FOR IMMEDIATE RELEASE
IFA FILES JOINT EMPLOYER RULE COMMENTS TO THE DEPT. OF LABOR
International Franchise Association Argues in Favor of Proposed Rule; Asks for Additional Clarity
(WASHINGTON, JUNE 25) – The International Franchise Association (IFA) today filed comments to the U.S. Department of Labor (DOL) in support of the agency’s proposed rulemaking on the joint employer standard under the Fair Labor Standards Act.
IFA’s comments argue that the DOL’s proposed rule correctly acknowledges that long-accepted business practices in franchising are not evidence of joint employment. IFA also encouraged the DOL to make clear that a franchise brand may be considered a joint employer of a franchise owner’s employees only if the two businesses share or together determine an employee’s essential terms of employment such as hiring, firing, discipline, and supervision.
“The Department of Labor has put forward a rule that can add much-needed clarity for franchise businesses,” said IFA Senior Vice President of Government Relations and Public Affairs Matt Haller. “An expanded joint employer standard has cost the economy billions and slowed down hiring and job growth – this rule is a major step toward righting that wrong. IFA and America’s 733,000 franchise businesses applaud the Department of Labor for their efforts on this rule and look forward to its finalization.”

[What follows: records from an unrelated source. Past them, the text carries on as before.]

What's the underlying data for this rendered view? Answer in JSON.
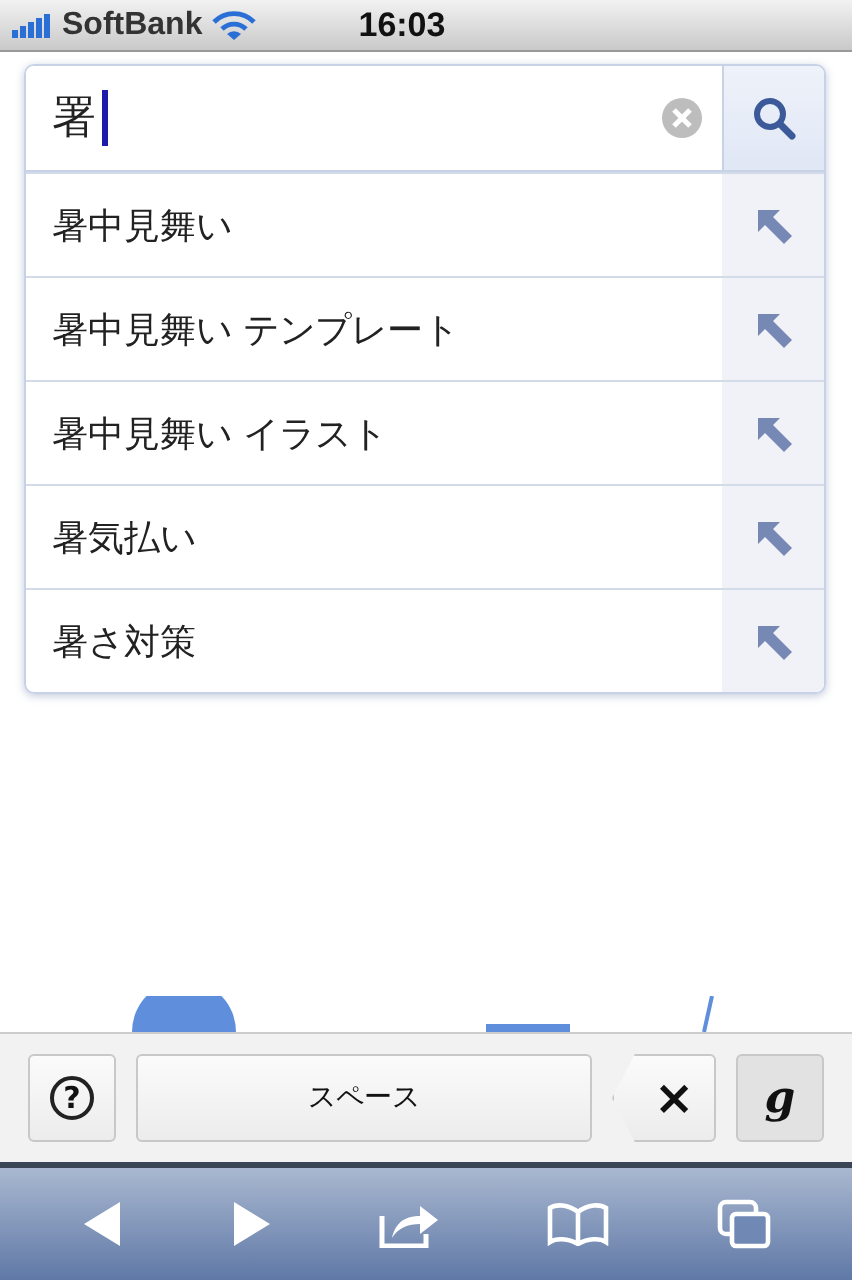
{
  "status_bar": {
    "carrier": "SoftBank",
    "time": "16:03"
  },
  "search": {
    "value": "署"
  },
  "suggestions": [
    {
      "text": "暑中見舞い"
    },
    {
      "text": "暑中見舞い テンプレート"
    },
    {
      "text": "暑中見舞い イラスト"
    },
    {
      "text": "暑気払い"
    },
    {
      "text": "暑さ対策"
    }
  ],
  "keyboard_bar": {
    "space_label": "スペース",
    "delete_label": "×",
    "handwriting_label": "g",
    "help_label": "?"
  }
}
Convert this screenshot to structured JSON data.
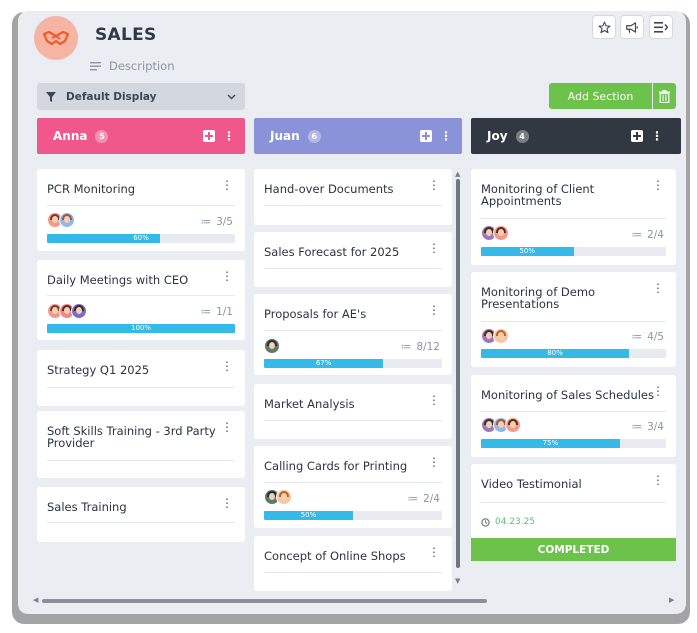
{
  "board": {
    "title": "SALES",
    "description": "Description"
  },
  "header_buttons": [
    "star-icon",
    "announcement-icon",
    "menu-icon"
  ],
  "toolbar": {
    "display_label": "Default Display",
    "add_section_label": "Add Section"
  },
  "colors": {
    "anna": "#f0578a",
    "juan": "#8b93d8",
    "joy": "#323842",
    "green": "#6cc24a",
    "progress": "#35b9e6"
  },
  "columns": [
    {
      "name": "Anna",
      "count": "5",
      "cards": [
        {
          "title": "PCR Monitoring",
          "checklist": "3/5",
          "progress_label": "60%",
          "progress": 0.6
        },
        {
          "title": "Daily Meetings with CEO",
          "checklist": "1/1",
          "progress_label": "100%",
          "progress": 1.0
        },
        {
          "title": "Strategy Q1 2025"
        },
        {
          "title": "Soft Skills Training - 3rd Party Provider"
        },
        {
          "title": "Sales Training"
        }
      ]
    },
    {
      "name": "Juan",
      "count": "6",
      "cards": [
        {
          "title": "Hand-over Documents"
        },
        {
          "title": "Sales Forecast for 2025"
        },
        {
          "title": "Proposals for AE's",
          "checklist": "8/12",
          "progress_label": "67%",
          "progress": 0.67
        },
        {
          "title": "Market Analysis"
        },
        {
          "title": "Calling Cards for Printing",
          "checklist": "2/4",
          "progress_label": "50%",
          "progress": 0.5
        },
        {
          "title": "Concept of Online Shops"
        }
      ]
    },
    {
      "name": "Joy",
      "count": "4",
      "cards": [
        {
          "title_line1": "Monitoring of Client",
          "title_line2": "Appointments",
          "checklist": "2/4",
          "progress_label": "50%",
          "progress": 0.5
        },
        {
          "title_line1": "Monitoring of Demo",
          "title_line2": "Presentations",
          "checklist": "4/5",
          "progress_label": "80%",
          "progress": 0.8
        },
        {
          "title": "Monitoring of Sales Schedules",
          "checklist": "3/4",
          "progress_label": "75%",
          "progress": 0.75
        },
        {
          "title": "Video Testimonial",
          "date": "04.23.25",
          "status": "COMPLETED"
        }
      ]
    }
  ]
}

As part of its comments, IFA conducted extensive interviews with franchisors and franchisees to determine the effects of the expanded joint employer standard on a brand’s operation. Franchisors reported that an expanded joint employer standard makes it harder to resolve crises at franchise units that could jeopardize the overall brand, forced them to eliminate or curtail training and support to franchisees, and even made it more challenging to bring new franchisees from underserved areas or disadvantaged backgrounds into their system – hurting job creation and economic growth in areas that need it most.
For their part, franchisee owners reported that they had less access to advice and training and a loss of collaboration and knowledge-sharing with their brand – which directly undermines a major benefit of the franchise business model.
In addition, IFA also asked the DOL for clarity on whether 19 hypothetical examples of franchisor-franchisee relations would constitute joint employment. Those examples can be of use to franchise brands and business owners alike as they seek to grow their businesses in compliance with the law.
IFA previously found that the expanded joint employer standard under a similar rule cost franchise businesses $33.3 billion per year, resulted in 376,000 lost job opportunities, and led to 93% more lawsuits.
LINK: IFA Comments to the DOL
About the International Franchise Association
Celebrating 58 years of excellence, education and advocacy, the International Franchise Association is the world's oldest and largest organization representing franchising worldwide. IFA works through its government relations and public policy, media relations and educational programs to protect, enhance and promote franchising and the more than 733,000 franchise establishments that support nearly 7.6 million direct jobs, $674.3 billion of economic output for the U.S. economy and 2.5 percent of the Gross Domestic Product (GDP). IFA members include franchise companies in over 300 different business format categories, individual franchisees and companies that support the industry in marketing, law, technology and business development.